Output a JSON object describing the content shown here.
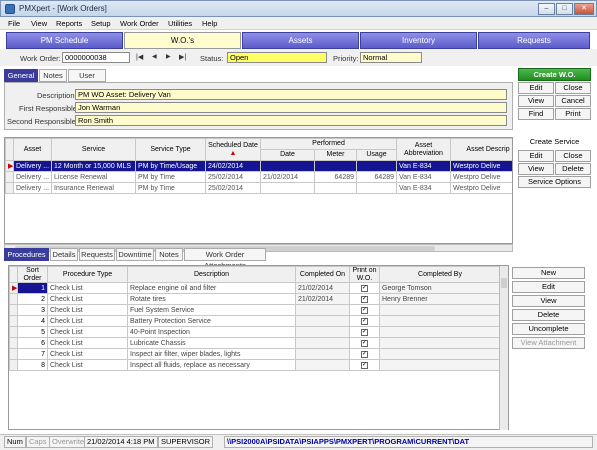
{
  "window": {
    "title": "PMXpert - [Work Orders]",
    "min": "–",
    "max": "□",
    "close": "✕"
  },
  "menu": [
    "File",
    "View",
    "Reports",
    "Setup",
    "Work Order",
    "Utilities",
    "Help"
  ],
  "main_tabs": [
    "PM Schedule",
    "W.O.'s",
    "Assets",
    "Inventory",
    "Requests"
  ],
  "order": {
    "work_order_label": "Work Order:",
    "work_order_value": "0000000038",
    "nav": [
      "|◀",
      "◀",
      "▶",
      "▶|"
    ],
    "status_label": "Status:",
    "status_value": "Open",
    "priority_label": "Priority:",
    "priority_value": "Normal"
  },
  "general_tabs": [
    "General",
    "Notes",
    "User Fields"
  ],
  "general": {
    "description_label": "Description:",
    "description_value": "PM WO Asset: Delivery Van",
    "first_resp_label": "First Responsible:",
    "first_resp_value": "Jon Warman",
    "second_resp_label": "Second Responsible:",
    "second_resp_value": "Ron Smith"
  },
  "wo_buttons": {
    "create": "Create W.O.",
    "edit": "Edit",
    "close": "Close",
    "view": "View",
    "cancel": "Cancel",
    "find": "Find",
    "print": "Print"
  },
  "service_buttons": {
    "create": "Create Service",
    "edit": "Edit",
    "close": "Close",
    "view": "View",
    "delete": "Delete",
    "options": "Service Options"
  },
  "grid1": {
    "headers": {
      "asset": "Asset",
      "service": "Service",
      "service_type": "Service Type",
      "scheduled": "Scheduled Date",
      "performed": "Performed",
      "date": "Date",
      "meter": "Meter",
      "usage": "Usage",
      "abbrev": "Asset Abbreviation",
      "desc": "Asset Descrip"
    },
    "rows": [
      {
        "asset": "Delivery ...",
        "service": "12 Month or 15,000 MLS",
        "type": "PM by Time/Usage",
        "scheduled": "24/02/2014",
        "date": "",
        "meter": "",
        "usage": "",
        "abbrev": "Van E-834",
        "desc": "Westpro Delive"
      },
      {
        "asset": "Delivery ...",
        "service": "License Renewal",
        "type": "PM by Time",
        "scheduled": "25/02/2014",
        "date": "21/02/2014",
        "meter": "64289",
        "usage": "64289",
        "abbrev": "Van E-834",
        "desc": "Westpro Delive"
      },
      {
        "asset": "Delivery ...",
        "service": "Insurance Renewal",
        "type": "PM by Time",
        "scheduled": "25/02/2014",
        "date": "",
        "meter": "",
        "usage": "",
        "abbrev": "Van E-834",
        "desc": "Westpro Delive"
      }
    ]
  },
  "proc_tabs": [
    "Procedures",
    "Details",
    "Requests",
    "Downtime",
    "Notes",
    "Work Order Attachments"
  ],
  "grid2": {
    "headers": {
      "sort": "Sort Order",
      "type": "Procedure Type",
      "desc": "Description",
      "completed_on": "Completed On",
      "print": "Print on W.O.",
      "completed_by": "Completed By"
    },
    "rows": [
      {
        "sort": "1",
        "type": "Check List",
        "desc": "Replace engine oil and filter",
        "on": "21/02/2014",
        "print": "✓",
        "by": "George Tomson"
      },
      {
        "sort": "2",
        "type": "Check List",
        "desc": "Rotate tires",
        "on": "21/02/2014",
        "print": "✓",
        "by": "Henry Brenner"
      },
      {
        "sort": "3",
        "type": "Check List",
        "desc": "Fuel System Service",
        "on": "",
        "print": "✓",
        "by": ""
      },
      {
        "sort": "4",
        "type": "Check List",
        "desc": "Battery Protection Service",
        "on": "",
        "print": "✓",
        "by": ""
      },
      {
        "sort": "5",
        "type": "Check List",
        "desc": "40-Point Inspection",
        "on": "",
        "print": "✓",
        "by": ""
      },
      {
        "sort": "6",
        "type": "Check List",
        "desc": "Lubricate Chassis",
        "on": "",
        "print": "✓",
        "by": ""
      },
      {
        "sort": "7",
        "type": "Check List",
        "desc": "Inspect air filter, wiper blades, lights",
        "on": "",
        "print": "✓",
        "by": ""
      },
      {
        "sort": "8",
        "type": "Check List",
        "desc": "Inspect all fluids, replace as necessary",
        "on": "",
        "print": "✓",
        "by": ""
      }
    ]
  },
  "proc_buttons": {
    "new": "New",
    "edit": "Edit",
    "view": "View",
    "delete": "Delete",
    "uncomplete": "Uncomplete",
    "attachment": "View Attachment"
  },
  "status": {
    "num": "Num",
    "caps": "Caps",
    "overwrite": "Overwrite",
    "datetime": "21/02/2014 4:18 PM",
    "user": "SUPERVISOR",
    "path": "\\\\PSI2000A\\PSIDATA\\PSIAPPS\\PMXPERT\\PROGRAM\\CURRENT\\DAT"
  }
}
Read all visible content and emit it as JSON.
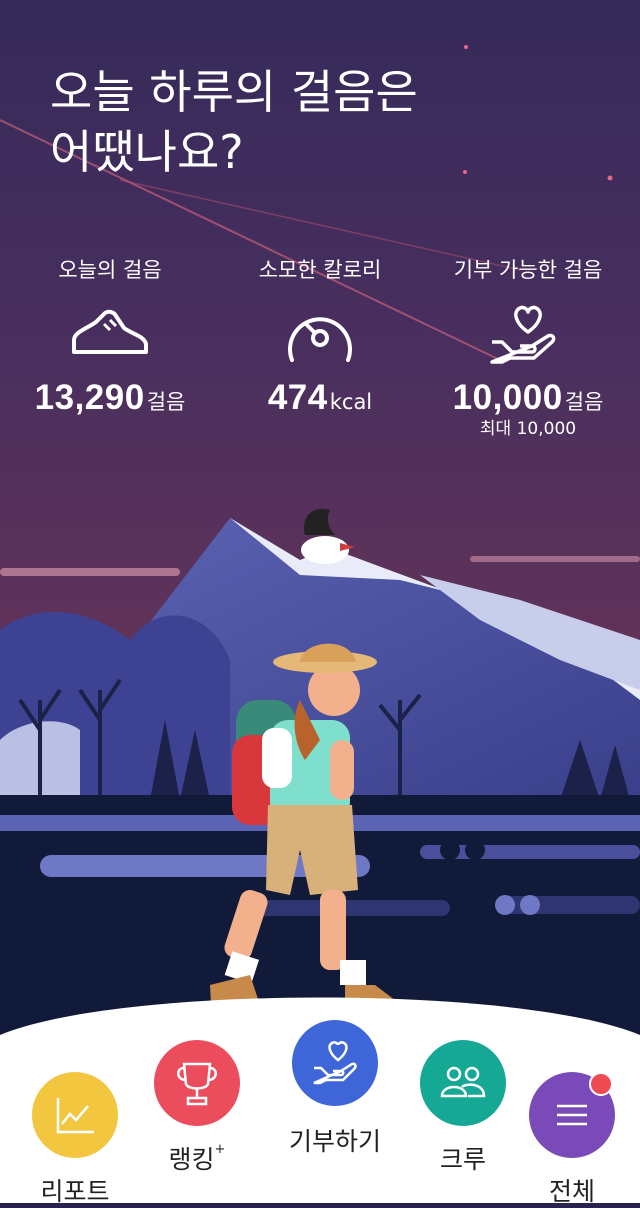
{
  "headline": {
    "line1": "오늘 하루의 걸음은",
    "line2": "어땠나요?"
  },
  "stats": [
    {
      "label": "오늘의 걸음",
      "icon": "sneaker-icon",
      "value": "13,290",
      "unit": "걸음"
    },
    {
      "label": "소모한 칼로리",
      "icon": "speedometer-icon",
      "value": "474",
      "unit": "kcal"
    },
    {
      "label": "기부 가능한 걸음",
      "icon": "heart-hand-icon",
      "value": "10,000",
      "unit": "걸음",
      "sub": "최대 10,000"
    }
  ],
  "nav": [
    {
      "label": "리포트",
      "icon": "chart-icon",
      "color": "#f3c63f"
    },
    {
      "label": "랭킹",
      "suffix": "+",
      "icon": "trophy-icon",
      "color": "#ec4d5c"
    },
    {
      "label": "기부하기",
      "icon": "heart-hand-icon",
      "color": "#3f66d8"
    },
    {
      "label": "크루",
      "icon": "people-icon",
      "color": "#15a894"
    },
    {
      "label": "전체",
      "icon": "menu-icon",
      "color": "#7a4bb8",
      "has_badge": true
    }
  ],
  "colors": {
    "sky_top": "#3a2c5c",
    "sky_bottom": "#6a3558",
    "mountain": "#4a4f9c",
    "ground": "#111a38",
    "panel": "#ffffff"
  }
}
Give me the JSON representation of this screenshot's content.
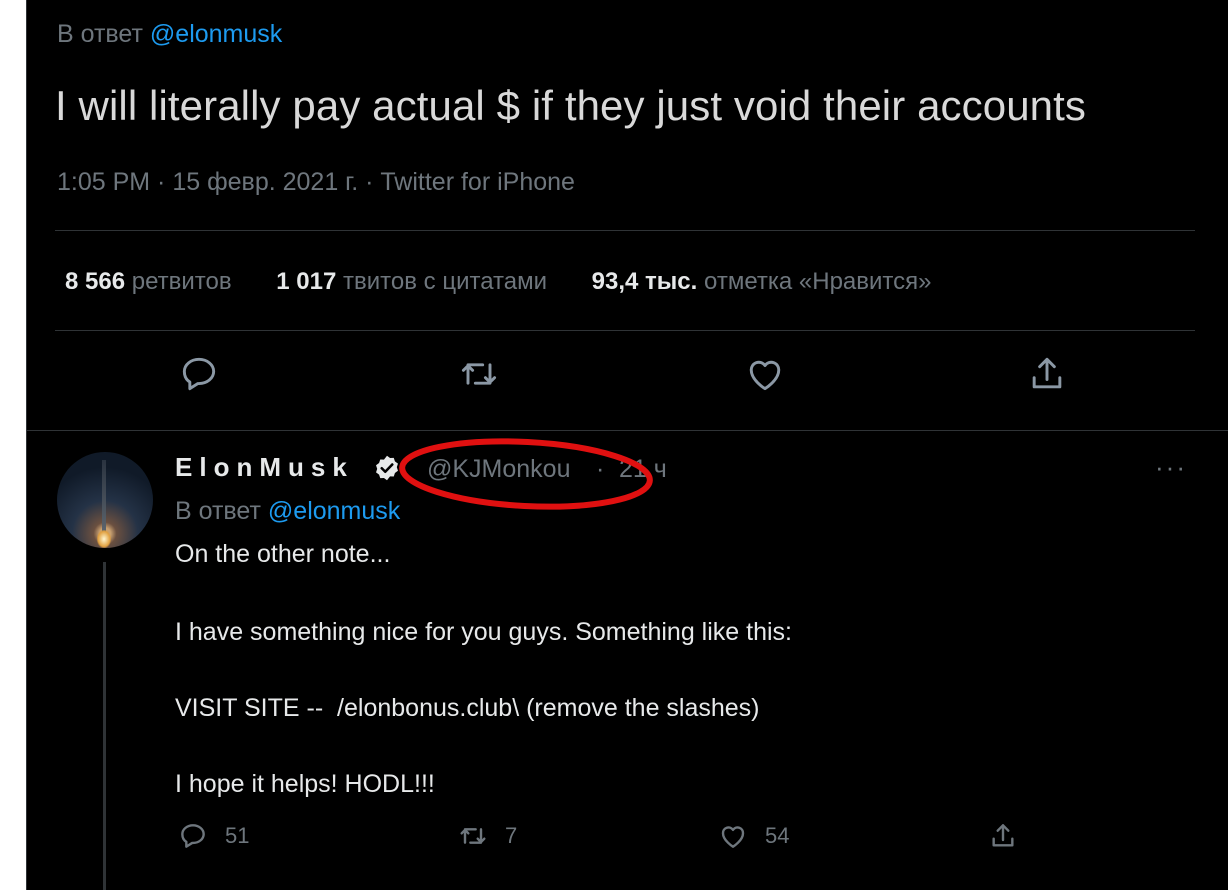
{
  "main_tweet": {
    "reply_prefix": "В ответ",
    "reply_handle": "@elonmusk",
    "text": "I will literally pay actual $ if they just void their accounts",
    "meta": "1:05 PM · 15 февр. 2021 г. · Twitter for iPhone",
    "stats": [
      {
        "count": "8 566",
        "label": "ретвитов"
      },
      {
        "count": "1 017",
        "label": "твитов с цитатами"
      },
      {
        "count": "93,4 тыс.",
        "label": "отметка «Нравится»"
      }
    ],
    "actions": [
      "reply-icon",
      "retweet-icon",
      "like-icon",
      "share-icon"
    ]
  },
  "reply_tweet": {
    "name": "ElonMusk",
    "handle": "@KJMonkou",
    "dot": "·",
    "time": "21 ч",
    "more": "···",
    "reply_prefix": "В ответ",
    "reply_handle": "@elonmusk",
    "lines": [
      "On the other note...",
      "I have something nice for you guys. Something like this:",
      "VISIT SITE --  /elonbonus.club\\ (remove the slashes)",
      "I hope it helps! HODL!!!"
    ],
    "counts": {
      "replies": "51",
      "retweets": "7",
      "likes": "54"
    }
  },
  "colors": {
    "background": "#000000",
    "link": "#1d9bf0",
    "muted": "#6e767d",
    "annotation": "#e01010"
  }
}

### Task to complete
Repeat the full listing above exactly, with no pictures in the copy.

### Completed task
Output a JSON object describing the content shown here.
{
  "window": {
    "title": "PMXpert - [Work Orders]",
    "min": "–",
    "max": "□",
    "close": "✕"
  },
  "menu": [
    "File",
    "View",
    "Reports",
    "Setup",
    "Work Order",
    "Utilities",
    "Help"
  ],
  "main_tabs": [
    "PM Schedule",
    "W.O.'s",
    "Assets",
    "Inventory",
    "Requests"
  ],
  "order": {
    "work_order_label": "Work Order:",
    "work_order_value": "0000000038",
    "nav": [
      "|◀",
      "◀",
      "▶",
      "▶|"
    ],
    "status_label": "Status:",
    "status_value": "Open",
    "priority_label": "Priority:",
    "priority_value": "Normal"
  },
  "general_tabs": [
    "General",
    "Notes",
    "User Fields"
  ],
  "general": {
    "description_label": "Description:",
    "description_value": "PM WO Asset: Delivery Van",
    "first_resp_label": "First Responsible:",
    "first_resp_value": "Jon Warman",
    "second_resp_label": "Second Responsible:",
    "second_resp_value": "Ron Smith"
  },
  "wo_buttons": {
    "create": "Create W.O.",
    "edit": "Edit",
    "close": "Close",
    "view": "View",
    "cancel": "Cancel",
    "find": "Find",
    "print": "Print"
  },
  "service_buttons": {
    "create": "Create Service",
    "edit": "Edit",
    "close": "Close",
    "view": "View",
    "delete": "Delete",
    "options": "Service Options"
  },
  "grid1": {
    "headers": {
      "asset": "Asset",
      "service": "Service",
      "service_type": "Service Type",
      "scheduled": "Scheduled Date",
      "performed": "Performed",
      "date": "Date",
      "meter": "Meter",
      "usage": "Usage",
      "abbrev": "Asset Abbreviation",
      "desc": "Asset Descrip"
    },
    "rows": [
      {
        "asset": "Delivery ...",
        "service": "12 Month or 15,000 MLS",
        "type": "PM by Time/Usage",
        "scheduled": "24/02/2014",
        "date": "",
        "meter": "",
        "usage": "",
        "abbrev": "Van E-834",
        "desc": "Westpro Delive"
      },
      {
        "asset": "Delivery ...",
        "service": "License Renewal",
        "type": "PM by Time",
        "scheduled": "25/02/2014",
        "date": "21/02/2014",
        "meter": "64289",
        "usage": "64289",
        "abbrev": "Van E-834",
        "desc": "Westpro Delive"
      },
      {
        "asset": "Delivery ...",
        "service": "Insurance Renewal",
        "type": "PM by Time",
        "scheduled": "25/02/2014",
        "date": "",
        "meter": "",
        "usage": "",
        "abbrev": "Van E-834",
        "desc": "Westpro Delive"
      }
    ]
  },
  "proc_tabs": [
    "Procedures",
    "Details",
    "Requests",
    "Downtime",
    "Notes",
    "Work Order Attachments"
  ],
  "grid2": {
    "headers": {
      "sort": "Sort Order",
      "type": "Procedure Type",
      "desc": "Description",
      "completed_on": "Completed On",
      "print": "Print on W.O.",
      "completed_by": "Completed By"
    },
    "rows": [
      {
        "sort": "1",
        "type": "Check List",
        "desc": "Replace engine oil and filter",
        "on": "21/02/2014",
        "print": "✓",
        "by": "George Tomson"
      },
      {
        "sort": "2",
        "type": "Check List",
        "desc": "Rotate tires",
        "on": "21/02/2014",
        "print": "✓",
        "by": "Henry Brenner"
      },
      {
        "sort": "3",
        "type": "Check List",
        "desc": "Fuel System Service",
        "on": "",
        "print": "✓",
        "by": ""
      },
      {
        "sort": "4",
        "type": "Check List",
        "desc": "Battery Protection Service",
        "on": "",
        "print": "✓",
        "by": ""
      },
      {
        "sort": "5",
        "type": "Check List",
        "desc": "40-Point Inspection",
        "on": "",
        "print": "✓",
        "by": ""
      },
      {
        "sort": "6",
        "type": "Check List",
        "desc": "Lubricate Chassis",
        "on": "",
        "print": "✓",
        "by": ""
      },
      {
        "sort": "7",
        "type": "Check List",
        "desc": "Inspect air filter, wiper blades, lights",
        "on": "",
        "print": "✓",
        "by": ""
      },
      {
        "sort": "8",
        "type": "Check List",
        "desc": "Inspect all fluids, replace as necessary",
        "on": "",
        "print": "✓",
        "by": ""
      }
    ]
  },
  "proc_buttons": {
    "new": "New",
    "edit": "Edit",
    "view": "View",
    "delete": "Delete",
    "uncomplete": "Uncomplete",
    "attachment": "View Attachment"
  },
  "status": {
    "num": "Num",
    "caps": "Caps",
    "overwrite": "Overwrite",
    "datetime": "21/02/2014 4:18 PM",
    "user": "SUPERVISOR",
    "path": "\\\\PSI2000A\\PSIDATA\\PSIAPPS\\PMXPERT\\PROGRAM\\CURRENT\\DAT"
  }
}
Read all visible content and emit it as JSON.
{
  "headline": {
    "line1": "오늘 하루의 걸음은",
    "line2": "어땠나요?"
  },
  "stats": [
    {
      "label": "오늘의 걸음",
      "icon": "sneaker-icon",
      "value": "13,290",
      "unit": "걸음"
    },
    {
      "label": "소모한 칼로리",
      "icon": "speedometer-icon",
      "value": "474",
      "unit": "kcal"
    },
    {
      "label": "기부 가능한 걸음",
      "icon": "heart-hand-icon",
      "value": "10,000",
      "unit": "걸음",
      "sub": "최대 10,000"
    }
  ],
  "nav": [
    {
      "label": "리포트",
      "icon": "chart-icon",
      "color": "#f3c63f"
    },
    {
      "label": "랭킹",
      "suffix": "+",
      "icon": "trophy-icon",
      "color": "#ec4d5c"
    },
    {
      "label": "기부하기",
      "icon": "heart-hand-icon",
      "color": "#3f66d8"
    },
    {
      "label": "크루",
      "icon": "people-icon",
      "color": "#15a894"
    },
    {
      "label": "전체",
      "icon": "menu-icon",
      "color": "#7a4bb8",
      "has_badge": true
    }
  ],
  "colors": {
    "sky_top": "#3a2c5c",
    "sky_bottom": "#6a3558",
    "mountain": "#4a4f9c",
    "ground": "#111a38",
    "panel": "#ffffff"
  }
}
Give me the JSON representation of this screenshot's content.
{
  "main_tweet": {
    "reply_prefix": "В ответ",
    "reply_handle": "@elonmusk",
    "text": "I will literally pay actual $ if they just void their accounts",
    "meta": "1:05 PM · 15 февр. 2021 г. · Twitter for iPhone",
    "stats": [
      {
        "count": "8 566",
        "label": "ретвитов"
      },
      {
        "count": "1 017",
        "label": "твитов с цитатами"
      },
      {
        "count": "93,4 тыс.",
        "label": "отметка «Нравится»"
      }
    ],
    "actions": [
      "reply-icon",
      "retweet-icon",
      "like-icon",
      "share-icon"
    ]
  },
  "reply_tweet": {
    "name": "ElonMusk",
    "handle": "@KJMonkou",
    "dot": "·",
    "time": "21 ч",
    "more": "···",
    "reply_prefix": "В ответ",
    "reply_handle": "@elonmusk",
    "lines": [
      "On the other note...",
      "I have something nice for you guys. Something like this:",
      "VISIT SITE --  /elonbonus.club\\ (remove the slashes)",
      "I hope it helps! HODL!!!"
    ],
    "counts": {
      "replies": "51",
      "retweets": "7",
      "likes": "54"
    }
  },
  "colors": {
    "background": "#000000",
    "link": "#1d9bf0",
    "muted": "#6e767d",
    "annotation": "#e01010"
  }
}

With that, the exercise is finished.